■ **Description of the task**
Show every line of the records below that contains the word "icon".

Interface dataset entries
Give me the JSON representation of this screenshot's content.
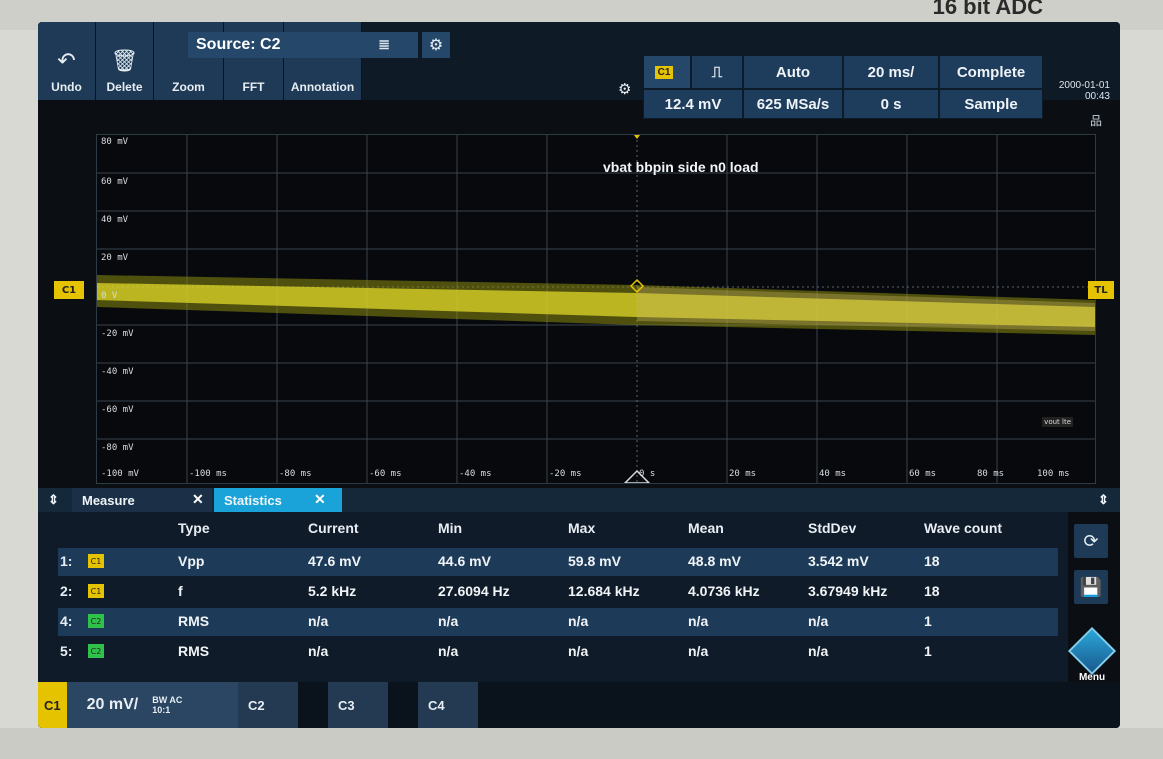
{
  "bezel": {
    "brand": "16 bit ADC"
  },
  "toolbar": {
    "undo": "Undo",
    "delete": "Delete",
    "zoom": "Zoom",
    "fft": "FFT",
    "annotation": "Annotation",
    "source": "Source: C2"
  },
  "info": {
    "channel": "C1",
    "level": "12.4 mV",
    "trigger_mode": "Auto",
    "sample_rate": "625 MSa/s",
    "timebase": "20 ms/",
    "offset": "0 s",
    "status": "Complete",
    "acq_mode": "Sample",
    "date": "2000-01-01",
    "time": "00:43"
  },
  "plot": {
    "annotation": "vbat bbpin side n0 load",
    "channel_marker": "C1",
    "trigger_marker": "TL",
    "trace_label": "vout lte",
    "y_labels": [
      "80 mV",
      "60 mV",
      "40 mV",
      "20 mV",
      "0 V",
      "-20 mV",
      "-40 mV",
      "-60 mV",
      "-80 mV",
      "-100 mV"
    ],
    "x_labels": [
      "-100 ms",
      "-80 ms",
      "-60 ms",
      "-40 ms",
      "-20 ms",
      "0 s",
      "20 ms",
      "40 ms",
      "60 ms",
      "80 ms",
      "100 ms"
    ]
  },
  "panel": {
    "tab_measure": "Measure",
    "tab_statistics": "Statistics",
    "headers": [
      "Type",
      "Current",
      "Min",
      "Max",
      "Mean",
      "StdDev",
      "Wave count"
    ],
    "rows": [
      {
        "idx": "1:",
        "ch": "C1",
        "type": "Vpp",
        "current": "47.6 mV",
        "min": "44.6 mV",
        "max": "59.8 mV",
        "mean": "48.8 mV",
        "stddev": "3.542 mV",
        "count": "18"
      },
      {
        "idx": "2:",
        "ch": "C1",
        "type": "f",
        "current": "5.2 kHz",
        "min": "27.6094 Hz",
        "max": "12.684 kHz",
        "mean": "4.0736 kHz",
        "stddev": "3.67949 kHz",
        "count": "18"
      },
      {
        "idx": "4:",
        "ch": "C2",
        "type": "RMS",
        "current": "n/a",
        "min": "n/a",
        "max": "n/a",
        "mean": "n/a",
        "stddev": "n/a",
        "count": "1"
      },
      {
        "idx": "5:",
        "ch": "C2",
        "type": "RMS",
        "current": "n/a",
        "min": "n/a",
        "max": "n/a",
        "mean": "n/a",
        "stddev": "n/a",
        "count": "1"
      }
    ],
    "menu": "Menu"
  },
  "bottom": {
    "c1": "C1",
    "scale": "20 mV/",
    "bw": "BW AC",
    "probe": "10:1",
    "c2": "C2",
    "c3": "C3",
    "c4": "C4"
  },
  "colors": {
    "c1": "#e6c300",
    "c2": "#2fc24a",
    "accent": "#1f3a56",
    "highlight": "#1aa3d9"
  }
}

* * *

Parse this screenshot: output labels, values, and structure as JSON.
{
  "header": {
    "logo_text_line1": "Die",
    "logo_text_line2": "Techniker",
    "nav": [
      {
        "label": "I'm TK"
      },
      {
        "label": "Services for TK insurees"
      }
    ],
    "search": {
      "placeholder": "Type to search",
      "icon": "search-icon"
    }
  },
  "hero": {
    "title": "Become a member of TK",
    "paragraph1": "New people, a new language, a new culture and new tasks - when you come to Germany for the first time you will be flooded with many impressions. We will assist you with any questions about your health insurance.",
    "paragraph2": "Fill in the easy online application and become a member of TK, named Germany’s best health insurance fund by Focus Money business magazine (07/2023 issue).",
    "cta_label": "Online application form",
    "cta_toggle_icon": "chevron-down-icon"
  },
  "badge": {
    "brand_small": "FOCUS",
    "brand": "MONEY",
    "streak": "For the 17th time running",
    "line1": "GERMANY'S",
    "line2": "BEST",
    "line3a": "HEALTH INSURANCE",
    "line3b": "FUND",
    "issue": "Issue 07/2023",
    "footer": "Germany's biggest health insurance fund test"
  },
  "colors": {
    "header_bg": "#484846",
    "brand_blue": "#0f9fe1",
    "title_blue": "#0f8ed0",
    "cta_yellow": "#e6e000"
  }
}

■ **Response**
      "icon": "search-icon"
    "cta_toggle_icon": "chevron-down-icon"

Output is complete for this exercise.